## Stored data
● ● ● ● ● ● ●
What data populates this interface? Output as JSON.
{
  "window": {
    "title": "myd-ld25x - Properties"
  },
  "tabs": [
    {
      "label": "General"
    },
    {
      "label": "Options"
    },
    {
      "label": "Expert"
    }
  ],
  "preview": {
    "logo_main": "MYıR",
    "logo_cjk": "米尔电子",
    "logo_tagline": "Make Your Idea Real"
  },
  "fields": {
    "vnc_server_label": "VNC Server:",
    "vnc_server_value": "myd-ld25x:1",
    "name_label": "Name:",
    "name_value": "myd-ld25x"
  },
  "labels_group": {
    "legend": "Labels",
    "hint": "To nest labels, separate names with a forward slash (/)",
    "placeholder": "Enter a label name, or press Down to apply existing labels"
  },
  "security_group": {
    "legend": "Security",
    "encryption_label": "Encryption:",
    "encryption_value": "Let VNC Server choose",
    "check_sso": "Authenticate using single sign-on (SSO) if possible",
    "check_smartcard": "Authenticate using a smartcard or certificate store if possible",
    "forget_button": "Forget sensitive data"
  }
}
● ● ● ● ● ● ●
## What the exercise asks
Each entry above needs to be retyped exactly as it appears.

## Response
What data populates this interface? Output as JSON.
{
  "window": {
    "title": "myd-ld25x - Properties"
  },
  "tabs": [
    {
      "label": "General"
    },
    {
      "label": "Options"
    },
    {
      "label": "Expert"
    }
  ],
  "preview": {
    "logo_main": "MYıR",
    "logo_cjk": "米尔电子",
    "logo_tagline": "Make Your Idea Real"
  },
  "fields": {
    "vnc_server_label": "VNC Server:",
    "vnc_server_value": "myd-ld25x:1",
    "name_label": "Name:",
    "name_value": "myd-ld25x"
  },
  "labels_group": {
    "legend": "Labels",
    "hint": "To nest labels, separate names with a forward slash (/)",
    "placeholder": "Enter a label name, or press Down to apply existing labels"
  },
  "security_group": {
    "legend": "Security",
    "encryption_label": "Encryption:",
    "encryption_value": "Let VNC Server choose",
    "check_sso": "Authenticate using single sign-on (SSO) if possible",
    "check_smartcard": "Authenticate using a smartcard or certificate store if possible",
    "forget_button": "Forget sensitive data"
  }
}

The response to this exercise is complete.